Mr. President, I have the honor of presenting Mr. Ian Smillie, a leading architect of the campaign against the blood-diamond trade, and a man of deep moral courage and unwavering principle.
Mr. Smillie, as a member of the UN Security Council Panel, you built the foundation for the Kimberley Process Certification Scheme, a global system designed to halt the trafficking of conflict diamonds in West Africa. The initiative involved a network of governments, NGOs and working groups whose goal was to sever the connection between the gems and the rebel groups they financed and to cease the human rights abuses spawned from that violent alliance.
In 2009, you made the brave decision to resign from the Kimberley Process because it had become ineffectual — betraying its own mission. You said then, “When regulators fail to regulate, the systems they were designed to protect collapse.”

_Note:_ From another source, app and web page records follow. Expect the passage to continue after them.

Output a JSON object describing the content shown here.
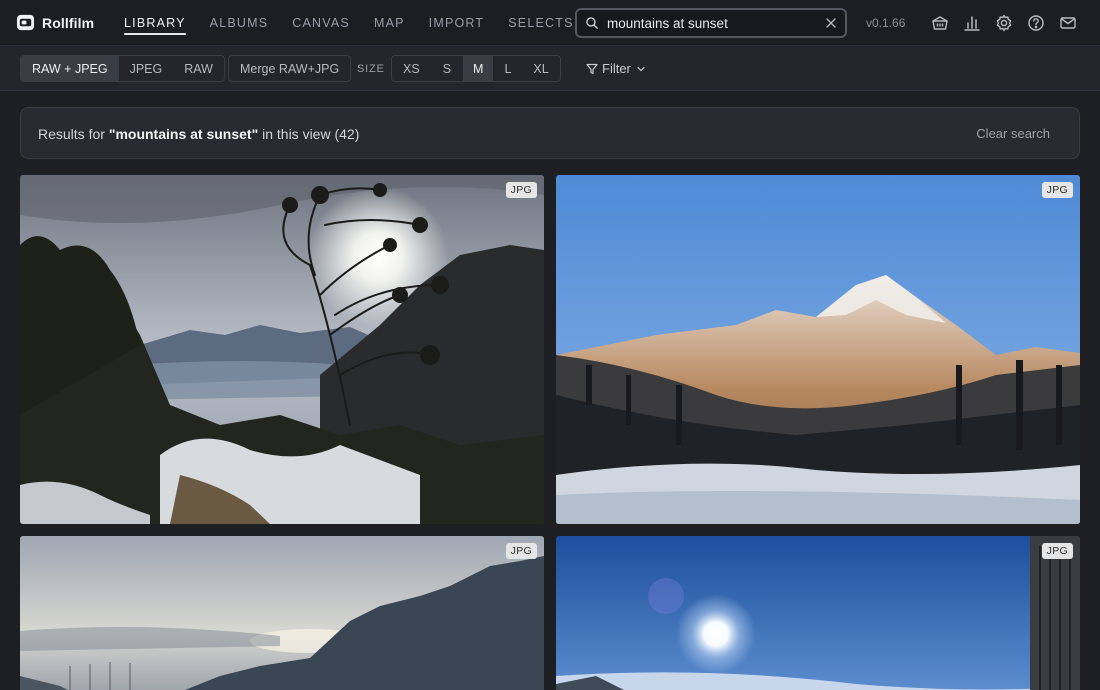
{
  "app": {
    "name": "Rollfilm",
    "version": "v0.1.66"
  },
  "nav": [
    "LIBRARY",
    "ALBUMS",
    "CANVAS",
    "MAP",
    "IMPORT",
    "SELECTS"
  ],
  "search": {
    "value": "mountains at sunset",
    "placeholder": "Search"
  },
  "toolbar": {
    "format_options": [
      "RAW + JPEG",
      "JPEG",
      "RAW"
    ],
    "format_selected": "RAW + JPEG",
    "merge_label": "Merge RAW+JPG",
    "size_label": "SIZE",
    "size_options": [
      "XS",
      "S",
      "M",
      "L",
      "XL"
    ],
    "size_selected": "M",
    "filter_label": "Filter"
  },
  "results": {
    "prefix": "Results for ",
    "query": "\"mountains at sunset\"",
    "suffix": " in this view (42)",
    "clear_label": "Clear search"
  },
  "photos": [
    {
      "badge": "JPG"
    },
    {
      "badge": "JPG"
    },
    {
      "badge": "JPG"
    },
    {
      "badge": "JPG"
    }
  ],
  "icons": [
    "basket-icon",
    "chart-icon",
    "gear-icon",
    "help-icon",
    "mail-icon"
  ]
}
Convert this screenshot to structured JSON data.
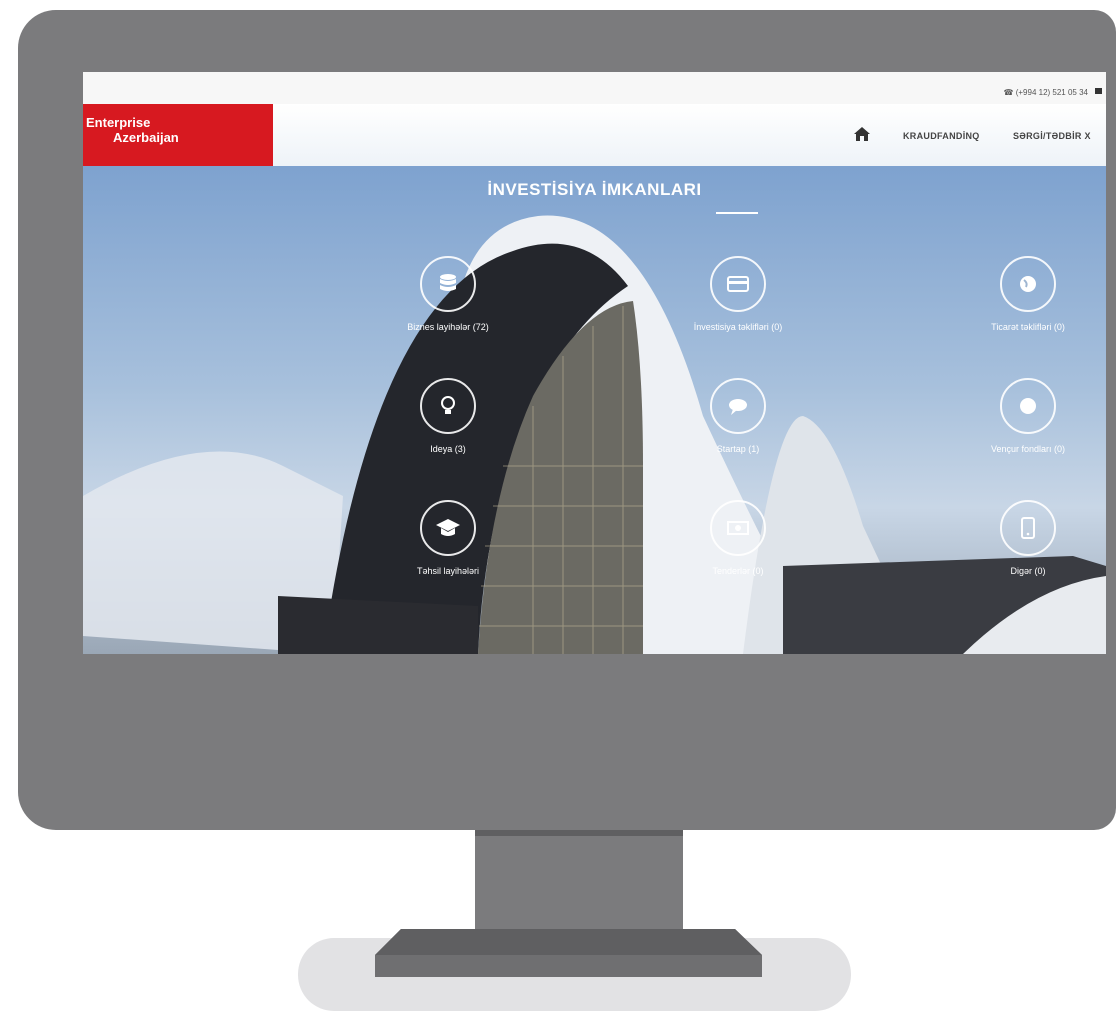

Your life’s work has been an inspiration to those who seek justice in the diamond industry, and more broadly, to those who seek a just solution to development and trade. You have been a bane to those who put greed above human rights. You were called as the first witness by the prosecution for the war crimes trial of Liberian President Charles Taylor at The Hague. As founder of the Canadian social justice NGO, Inter Pares, co-chair of the advisory panel to the Ministry of Foreign Affairs and International Trade, Canada, and chairman of the Diamond Development Initiative, you continue to be a prominent foreign aid watcher and critic. Here at Clark we remember your impassioned remarks as a featured presenter at last year’s Informed Activism conference that explored the bloody link between minerals and genocide in Congo.
Mr. Smillie, you were deservedly appointed to the Order of Canada in 2003, Canada’s highest civilian honor. For many around the world, and for the Clark community, you are a hero.
Mr. President, on behalf of the Trustees, faculty, students and staff of Clark University, I request that the degree of Doctor of Humane Letters, honoris causa, be conferred on Mr. Ian Smillie.